**** INFORMATION

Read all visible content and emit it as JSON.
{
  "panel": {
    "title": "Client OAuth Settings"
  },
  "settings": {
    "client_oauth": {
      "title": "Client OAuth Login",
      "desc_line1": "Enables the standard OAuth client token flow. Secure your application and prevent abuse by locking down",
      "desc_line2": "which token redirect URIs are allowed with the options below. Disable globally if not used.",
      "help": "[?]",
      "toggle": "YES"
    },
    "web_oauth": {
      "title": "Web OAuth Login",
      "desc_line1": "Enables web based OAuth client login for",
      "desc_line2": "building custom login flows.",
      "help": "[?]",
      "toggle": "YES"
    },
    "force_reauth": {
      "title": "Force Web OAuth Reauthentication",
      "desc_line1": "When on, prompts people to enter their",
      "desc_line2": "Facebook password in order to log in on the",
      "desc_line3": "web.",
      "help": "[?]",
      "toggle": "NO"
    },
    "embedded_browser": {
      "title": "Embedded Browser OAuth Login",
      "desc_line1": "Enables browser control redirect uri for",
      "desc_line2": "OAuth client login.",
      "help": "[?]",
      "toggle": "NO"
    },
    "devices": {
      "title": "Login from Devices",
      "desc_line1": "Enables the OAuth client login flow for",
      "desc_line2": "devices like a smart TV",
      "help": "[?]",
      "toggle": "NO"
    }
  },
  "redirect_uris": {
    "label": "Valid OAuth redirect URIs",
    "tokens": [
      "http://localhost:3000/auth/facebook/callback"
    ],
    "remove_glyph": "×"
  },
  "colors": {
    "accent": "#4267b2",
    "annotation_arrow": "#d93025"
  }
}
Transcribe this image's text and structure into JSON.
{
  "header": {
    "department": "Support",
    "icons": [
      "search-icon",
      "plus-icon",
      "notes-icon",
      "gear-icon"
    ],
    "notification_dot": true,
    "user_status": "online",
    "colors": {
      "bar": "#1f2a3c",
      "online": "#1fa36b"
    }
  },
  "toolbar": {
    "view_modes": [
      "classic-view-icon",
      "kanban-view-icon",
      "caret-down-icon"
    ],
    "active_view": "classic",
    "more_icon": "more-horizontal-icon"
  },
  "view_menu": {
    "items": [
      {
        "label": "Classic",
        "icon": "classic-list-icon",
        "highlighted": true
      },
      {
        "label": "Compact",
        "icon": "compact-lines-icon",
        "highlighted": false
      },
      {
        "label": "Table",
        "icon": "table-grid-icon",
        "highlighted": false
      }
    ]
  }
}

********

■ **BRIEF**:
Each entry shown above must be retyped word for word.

■ **TASK OUTPUT**:
Read all visible content and emit it as JSON.
{
  "panel": {
    "title": "Client OAuth Settings"
  },
  "settings": {
    "client_oauth": {
      "title": "Client OAuth Login",
      "desc_line1": "Enables the standard OAuth client token flow. Secure your application and prevent abuse by locking down",
      "desc_line2": "which token redirect URIs are allowed with the options below. Disable globally if not used.",
      "help": "[?]",
      "toggle": "YES"
    },
    "web_oauth": {
      "title": "Web OAuth Login",
      "desc_line1": "Enables web based OAuth client login for",
      "desc_line2": "building custom login flows.",
      "help": "[?]",
      "toggle": "YES"
    },
    "force_reauth": {
      "title": "Force Web OAuth Reauthentication",
      "desc_line1": "When on, prompts people to enter their",
      "desc_line2": "Facebook password in order to log in on the",
      "desc_line3": "web.",
      "help": "[?]",
      "toggle": "NO"
    },
    "embedded_browser": {
      "title": "Embedded Browser OAuth Login",
      "desc_line1": "Enables browser control redirect uri for",
      "desc_line2": "OAuth client login.",
      "help": "[?]",
      "toggle": "NO"
    },
    "devices": {
      "title": "Login from Devices",
      "desc_line1": "Enables the OAuth client login flow for",
      "desc_line2": "devices like a smart TV",
      "help": "[?]",
      "toggle": "NO"
    }
  },
  "redirect_uris": {
    "label": "Valid OAuth redirect URIs",
    "tokens": [
      "http://localhost:3000/auth/facebook/callback"
    ],
    "remove_glyph": "×"
  },
  "colors": {
    "accent": "#4267b2",
    "annotation_arrow": "#d93025"
  }
}
Transcribe this image's text and structure into JSON.
{
  "header": {
    "department": "Support",
    "icons": [
      "search-icon",
      "plus-icon",
      "notes-icon",
      "gear-icon"
    ],
    "notification_dot": true,
    "user_status": "online",
    "colors": {
      "bar": "#1f2a3c",
      "online": "#1fa36b"
    }
  },
  "toolbar": {
    "view_modes": [
      "classic-view-icon",
      "kanban-view-icon",
      "caret-down-icon"
    ],
    "active_view": "classic",
    "more_icon": "more-horizontal-icon"
  },
  "view_menu": {
    "items": [
      {
        "label": "Classic",
        "icon": "classic-list-icon",
        "highlighted": true
      },
      {
        "label": "Compact",
        "icon": "compact-lines-icon",
        "highlighted": false
      },
      {
        "label": "Table",
        "icon": "table-grid-icon",
        "highlighted": false
      }
    ]
  }
}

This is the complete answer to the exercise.